You must have a written policy in place that meets certain requirements. The policy must establish at least two weeks of paid family and medical leave (annually) to all qualifying employees who work full-time (prorated for employees who work part time), and the paid leave must not be less than 50% of the wages normally paid to the employee.
Meals and entertainment
Under the old law, businesses could generally deduct 50% of meals and entertainment expenses. Under TCJA, the modifications to this general rule specifically deny deductions for expenses for entertainment, amusement or recreation. TCJA continues to allow the deduction for 50% of a business meal expense, if the expense is ordinary and necessary when carrying on any trade or business. The expense must not be lavish or extravagant and the taxpayer, or an employee of the taxpayer, must be present when the food or beverages are furnished. The food and beverages must be provided to a current or potential business customer and purchased separately from any entertainment activities. Lastly, the cost of food and beverages must be stated separately from the cost of the entertainment on the invoice.
TCJA continues to allow a 100% deduction for office holiday parties. For meals provided for the convenience of the employer, or snacks provided to employees, the deduction has been reduced to 50%. It is important as a business owner, you understand these new rules and take adequate steps internally to account for these changes on your internal general ledger in advance of your annual income tax return filings.
Evaluating and understanding your tax accounting methods should be reviewed and discussed with your tax advisors on an annual basis. TCJA provided changes to multiple accounting methods. The ability for taxpayers to use the cash method of accounting increased from $5 million to $25 million in annual gross receipts and the exemption from the application of the UNICAP rules increased from $10 million to $25 million.
Other changes impacting accounting for inventories and long-term contracts were also made and should be evaluated. Talk to your Henry+Horne tax advisor to help determine if a change should be made and the required forms needed to properly adopt the change.

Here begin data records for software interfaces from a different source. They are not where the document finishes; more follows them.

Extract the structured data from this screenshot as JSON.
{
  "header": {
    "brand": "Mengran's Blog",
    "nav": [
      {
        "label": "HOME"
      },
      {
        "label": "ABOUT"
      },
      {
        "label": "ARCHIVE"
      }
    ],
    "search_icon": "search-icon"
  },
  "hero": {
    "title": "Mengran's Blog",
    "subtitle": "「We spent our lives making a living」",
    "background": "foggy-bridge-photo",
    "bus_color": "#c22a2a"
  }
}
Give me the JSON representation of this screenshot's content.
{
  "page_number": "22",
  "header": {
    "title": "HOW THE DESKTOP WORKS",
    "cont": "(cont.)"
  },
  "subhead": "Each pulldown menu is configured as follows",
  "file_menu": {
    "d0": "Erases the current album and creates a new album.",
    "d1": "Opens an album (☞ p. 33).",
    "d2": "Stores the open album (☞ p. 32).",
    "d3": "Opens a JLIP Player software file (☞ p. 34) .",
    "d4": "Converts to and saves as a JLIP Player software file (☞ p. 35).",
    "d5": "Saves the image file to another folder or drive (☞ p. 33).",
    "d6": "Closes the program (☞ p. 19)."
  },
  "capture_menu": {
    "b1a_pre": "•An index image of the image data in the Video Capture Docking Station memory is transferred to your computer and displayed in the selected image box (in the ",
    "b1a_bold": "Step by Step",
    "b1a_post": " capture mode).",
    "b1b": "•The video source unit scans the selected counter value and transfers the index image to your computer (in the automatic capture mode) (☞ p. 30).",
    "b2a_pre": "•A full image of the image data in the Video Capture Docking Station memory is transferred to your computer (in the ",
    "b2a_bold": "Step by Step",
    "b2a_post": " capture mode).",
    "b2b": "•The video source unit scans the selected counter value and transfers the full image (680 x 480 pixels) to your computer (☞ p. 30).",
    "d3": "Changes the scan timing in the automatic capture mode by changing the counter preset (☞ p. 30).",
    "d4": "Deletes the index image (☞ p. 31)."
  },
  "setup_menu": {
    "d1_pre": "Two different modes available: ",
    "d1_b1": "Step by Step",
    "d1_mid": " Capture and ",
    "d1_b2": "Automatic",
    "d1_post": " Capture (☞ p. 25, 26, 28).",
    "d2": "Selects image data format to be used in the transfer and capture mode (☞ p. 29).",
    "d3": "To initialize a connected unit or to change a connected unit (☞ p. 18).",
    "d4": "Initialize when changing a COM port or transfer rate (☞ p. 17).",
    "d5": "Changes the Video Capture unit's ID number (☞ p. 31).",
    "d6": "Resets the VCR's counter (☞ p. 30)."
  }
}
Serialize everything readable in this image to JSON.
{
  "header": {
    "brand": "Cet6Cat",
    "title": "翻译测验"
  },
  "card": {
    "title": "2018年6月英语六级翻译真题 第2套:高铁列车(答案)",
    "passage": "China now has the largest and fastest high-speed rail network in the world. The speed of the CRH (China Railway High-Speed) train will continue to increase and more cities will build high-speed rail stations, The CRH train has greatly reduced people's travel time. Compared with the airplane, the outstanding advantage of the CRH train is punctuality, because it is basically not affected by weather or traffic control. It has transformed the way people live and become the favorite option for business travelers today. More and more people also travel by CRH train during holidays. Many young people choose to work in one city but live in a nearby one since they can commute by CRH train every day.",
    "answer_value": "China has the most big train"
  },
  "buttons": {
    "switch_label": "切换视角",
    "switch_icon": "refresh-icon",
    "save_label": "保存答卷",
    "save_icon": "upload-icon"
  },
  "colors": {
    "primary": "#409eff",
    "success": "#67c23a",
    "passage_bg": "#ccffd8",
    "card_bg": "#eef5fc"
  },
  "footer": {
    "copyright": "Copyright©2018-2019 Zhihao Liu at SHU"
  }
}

It’s an exciting time to be navigating through the tax reform changes for your business under TCJA. Stay tuned for upcoming articles on Section 199A, international tax reform and more. You can also subscribe to our Tax Insights blog for weekly tax updates.